It’s really simple: When you are busy with surviving, the gnawing but obviously luxury question for meaning doesn’t exist.  For us – the standard westernized person – it is quite a while ago that we seriously had to concern ourselves with surviving. To concern ourselves with an outcome at the end of the day that would strictly and mercilessly decide about we living or dying. Hunger, cold, danger or illness. For many, many other people on this planet it is still a daily reality. When you have to basically work all day just to survive on a human level you don’t ask for another sense because that is the sense. Providing a dry, warm and safe sleeping place for yourself or even children, managing to have enough and warm food and warm, fresh clothes the next day keeps so many (predominantly) woman around the world busy permanently as a full-time job. They don’t have all the luxury we do, they can’t go to ALDI buy ready meals, stuff the washing machine with dirty clothes and put the children into day-care so they have some leisure time. They have to work really hard for all that and when they’re finished at the end of the day they can be seriously proud of themselves because it’s a bloody hard days work. Do you think they ask for another meaning in life?

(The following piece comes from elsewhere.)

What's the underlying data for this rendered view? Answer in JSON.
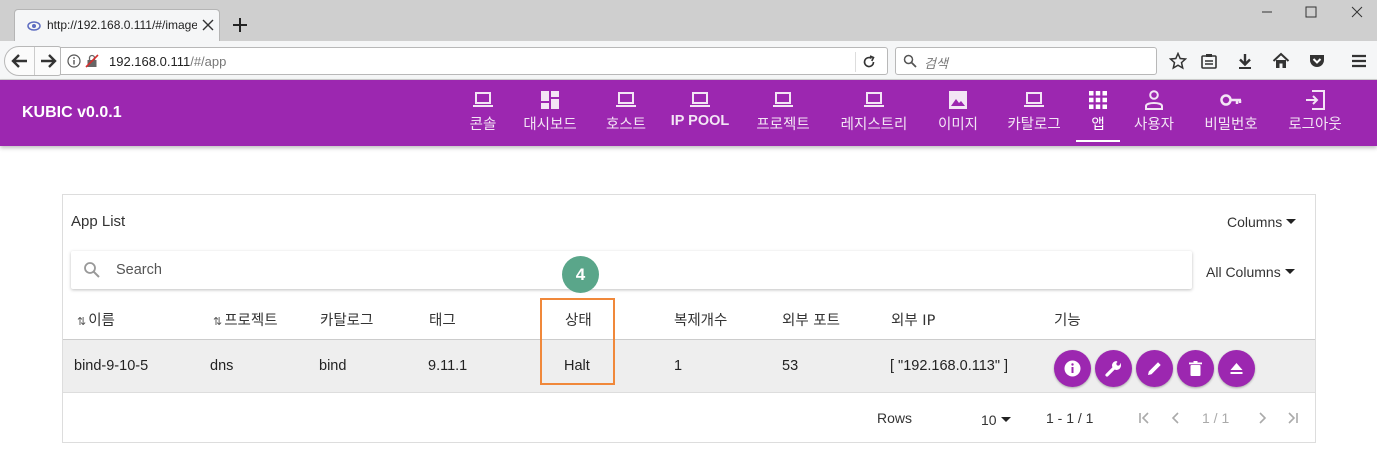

So all that came back to me when I was camping some days in the wilderness of the Scottish Highlands – often twelve miles each direction to the next house, human, civilization. The weather is tough there in early May and I was fighting permanent rain, wind and cold. It took me some hours per day to pack or set up my tent and stuff properly, to prepare it against the heavy wind and wet from above and underneath. When that was done, depending on the distance I had walked that day and the spot I’d found, the preparation of food was difficult sometimes. Drinking water was to fetch from far, gnawing hunger and difficult weather conditions made it often a laborious act to eventually get some by then desperately needed food. I was wrapping up in my sleeping bag long before nightfall, exhausted, because when you don’t live in the comfort of a house warmth and light are rare goods and you don’t expect anything exciting to happen anyway (like I often do at home at 4 a.m. lurking around unsatisfied for something on facebook). But I felt truly happy because everything I had done that day had been absolutely necessary and therefore had been meaningful. I didn’t had to worry whether I did the right things or not, because I only did what I had to do and if it worked, I did it right. No questioned decisions, no struggles, no regrets.

I have thought about what is really meaningful in my life often in those early nights between those snow-capped mountains hiding myself very basically from the reckless whether with nothing to do. It came to me that feeling and enjoying those very moments were the answer. Being able to lay there in all needed comfort and satisfied with no further wishes. When I get close to nature and far from all the unimportant stuff of civilization I get very close to my basic needs. And I feel very clearly what it does not take to be happy. Not the nice flat, not the good beer, not the pretty skirt and not even the beach-holiday. In some conditions being able to “survive” the day is a proper reason to feel sense. I wished it could always be like this! Freed of options, freed of expectations, freed of temptations! I’d be happy and satisfied without even knowing the cause of the human being.